Ishrat is one of the reasons we now give all our children a nutritious free meal every day. Today she’s an athlete and wins races at all-India level. That’s Ishrat, on page 177, in the lead.

‘$500 is plenty good for an Indian,’ said a Dow executive, when questioned about the pittance Union Carbide paid as compensation.

It wasn’t. It isn’t. It was always an insult. And no, Mr Liveris, when the Bhopal survivors ask for justice and an end to being poisoned, it’s not greed. These are their basic human rights.

The Bhopal Marathon isn’t just about charred lungs and deformed foetuses, corporate crime, political skullduggery and dirty deals, years of neglect, medical malpractice, failed hopes and dishonoured promises, cruelty, corruption and contempt for the poor meted out by police fists, sticks and boots… It’s also the story of how a great catastrophe somehow enabled ordinary people to discover that they were extraordinary and do amazing things like thrice walking 500 miles to Delhi through snake- and scorpion-infested jungles to ask for justice, only to be thrice denied (the stories are on pages 50-3, 146-153 & 154-5); like terminally sick people asking that the knowledge gained by treating them should be used to help others around the world suffering from chemically-caused illness.

Perhaps what Dow and the politicians really find
‘beyond belief’ is that sick, ragged nobodies should find the guts to face their persecutors and fight back; that being treated abominably themselves they should practise kindness and generosity to others and with the help of friends (this is you) open free award-winning clinics and bring healing to thousands whose lives had been hell.
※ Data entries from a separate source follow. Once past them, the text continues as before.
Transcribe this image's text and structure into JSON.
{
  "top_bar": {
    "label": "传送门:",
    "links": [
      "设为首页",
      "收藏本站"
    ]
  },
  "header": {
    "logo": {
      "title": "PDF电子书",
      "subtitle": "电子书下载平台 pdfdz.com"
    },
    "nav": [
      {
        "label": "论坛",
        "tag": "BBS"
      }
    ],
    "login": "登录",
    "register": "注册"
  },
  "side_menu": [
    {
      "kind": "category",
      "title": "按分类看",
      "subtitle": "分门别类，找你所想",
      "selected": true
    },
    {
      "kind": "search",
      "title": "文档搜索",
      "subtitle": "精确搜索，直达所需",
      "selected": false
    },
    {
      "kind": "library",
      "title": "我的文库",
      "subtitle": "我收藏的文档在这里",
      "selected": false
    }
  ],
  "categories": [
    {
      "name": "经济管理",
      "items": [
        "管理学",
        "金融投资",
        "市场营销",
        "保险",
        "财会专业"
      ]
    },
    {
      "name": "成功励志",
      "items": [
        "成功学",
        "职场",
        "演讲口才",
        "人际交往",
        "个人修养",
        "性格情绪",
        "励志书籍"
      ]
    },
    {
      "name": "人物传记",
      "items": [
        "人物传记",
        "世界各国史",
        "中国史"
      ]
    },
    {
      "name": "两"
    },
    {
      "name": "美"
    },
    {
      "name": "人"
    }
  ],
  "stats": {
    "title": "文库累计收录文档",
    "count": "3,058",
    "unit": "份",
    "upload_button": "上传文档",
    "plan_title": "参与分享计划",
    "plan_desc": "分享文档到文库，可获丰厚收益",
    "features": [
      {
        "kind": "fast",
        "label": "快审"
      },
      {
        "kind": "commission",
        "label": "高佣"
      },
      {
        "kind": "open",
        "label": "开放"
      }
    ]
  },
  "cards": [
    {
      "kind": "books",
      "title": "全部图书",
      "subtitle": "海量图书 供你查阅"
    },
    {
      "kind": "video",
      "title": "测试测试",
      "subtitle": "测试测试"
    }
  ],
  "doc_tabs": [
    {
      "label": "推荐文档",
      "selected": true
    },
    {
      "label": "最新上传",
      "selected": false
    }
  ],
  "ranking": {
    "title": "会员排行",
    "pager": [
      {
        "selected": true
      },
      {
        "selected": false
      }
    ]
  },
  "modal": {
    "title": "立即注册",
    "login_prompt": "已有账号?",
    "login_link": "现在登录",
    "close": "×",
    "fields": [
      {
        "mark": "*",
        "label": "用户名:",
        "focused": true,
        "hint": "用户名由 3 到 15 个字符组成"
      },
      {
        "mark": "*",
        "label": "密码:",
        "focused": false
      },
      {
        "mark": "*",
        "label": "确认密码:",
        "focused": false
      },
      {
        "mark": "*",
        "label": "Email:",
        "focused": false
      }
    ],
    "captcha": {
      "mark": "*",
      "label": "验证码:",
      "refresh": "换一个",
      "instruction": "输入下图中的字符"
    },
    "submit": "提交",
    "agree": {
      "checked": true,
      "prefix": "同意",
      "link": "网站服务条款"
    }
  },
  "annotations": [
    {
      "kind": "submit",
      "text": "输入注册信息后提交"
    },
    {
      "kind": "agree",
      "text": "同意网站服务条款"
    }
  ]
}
Hardest of all to forgive is that despite everything they are still singing and, for god’s sake, dancing!


As one old lady recently wrote, ‘in nearly 30 years of struggling for our basic rights, you are the only people who have ever helped us’. Please help get this story out into the world. We believe that it has the power to transform the world’s understanding of the word Bhopal from grim tragedy to an inspirational symbol of courage, steadfastness, and love that overcomes impossible odds. If the poisoning of Bhopal is ever to end, it will take a public outcry strong enough to shake the politicians and the corporate bosses. The means to achieve this is now literally in your hands.

Yours in friendship,




Tim Edwards
Managing Trustee Bhopal Medical Appeal